‘The Good Store’ – A product of the sustainable community
For those wishing to buy sustainably the problem of finding genuine brands takes time and commitment. The Good Store is a department store in central London that has curated 600sqm of space dedicated entirely to products made from recycled materials and upcycled into attractive things to buy.
The store carries a selection of sustainable products and brands across clothing, accessories, health and beauty, furniture, homeware, tech, and books.
This collection of brands represents some of the most innovative and exciting ways to turn our unwanted waste into desirable new possessions. Satisfying most people’s desires for new things without the damage of creating them from virgin raw materials, employing unethical practices to achieve ‘attractive low prices,’ or the environmental cost of transporting plastic across the oceans.
This shop is certainly about ‘value’ in retail. And that value is most evident in the incredible ‘back stories’ behind the products on display.
Elvis & Kresse is one of my favourite sustainable brands. Through a chance meeting with the London Fire Brigade the brand now recycles their unused hose pipes, uses a unique process to make the materials pliable, and then converts them into a most beautiful range of bags and accessories. If you are lucky, you may even find the individual fire station stamp on your belt or laptop case. To complete their circular proposition Elvis & Kresse also donate 50% of their profits to a retired fire fighter charity.
However, customers are not starved of sustainable ingenuity in the Good Store.
Titanic Denim, based in Belfast, upcycles denim into a range of attractive bags, including pieces that re-use Gucci Fiat 500 seatbelts as straps and handles. Owner, Marie Nancarrow, embodies a passion for upcycling one of fashions most discarded fabrics, with workshops and education to promote the imaginative re-use of denim.
Established vintage and second-hand clothing charity Traid has an in-store section, alongside Been London, which uses sustainable leather, and the unique and remarkable Wyatt & Jack who produce items from broken bouncy castles.

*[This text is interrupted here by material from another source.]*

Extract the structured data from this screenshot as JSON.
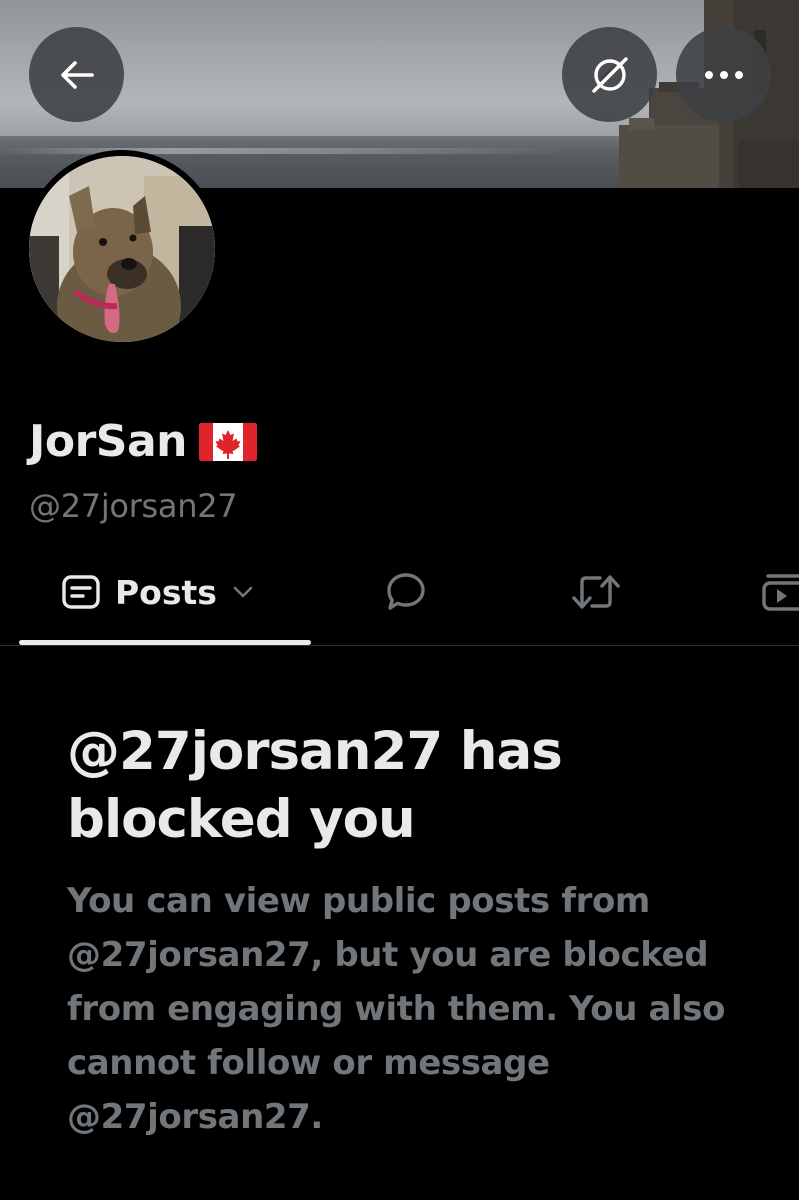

Plastic-free and sustainable brands within the store also include Waterhaul, which makes sunglasses from plastic retrieved from Cornwall’s coastline. UpCircle produce refillable beauty products made from used coffee grounds.
Whilst the furniture department within the store features social enterprise ThinkFound, which sources hardwood fallen or felled in London, to make the most elegant and beautiful tables and chairs.
Groundwork London have created the shop, one of a group of charities “mobilising practical community action on poverty and the environment” It has come to fruition through a partnership with the South Molton Street property owner Grosvenor.
A priority for the space is not only to highlight reuse and refurbishment, but to educate consumers on the scope of plastic-free and sustainably sourced products on offer. The shop also hosts educational events and services to guide consumers.
So, the next time you go near South Molton Street, and need an antidote from the crumbling commerciality of Oxford Street, then take a trip to the Good Store.
The minutes will fly. Save some for yourself in your quest for unique ethical products, whilst also buying much needed time for the planet itself.
In the meantime…
Sustainable Supply Chains and Virtual Inventory are featured in the new book – ‘Meaning in the Retail Madness – How to be an Essential Retailer’
If you’d like to read my book for many more retailer insights and best practice. And to here my thoughts on retail’s future, then that’s an excellent idea.
I hope that the sections on how to flourish in the ‘The life and times of the Essential Retailer’ how to evolve ‘Agile Organisations’ and excel in ‘Astute Strategies’ may be a source of inspiration and guidance. You will also find 70 action plans and 90 retail best practice insights that may help you to assess your current weaknesses and opportunities.
Enjoy your read.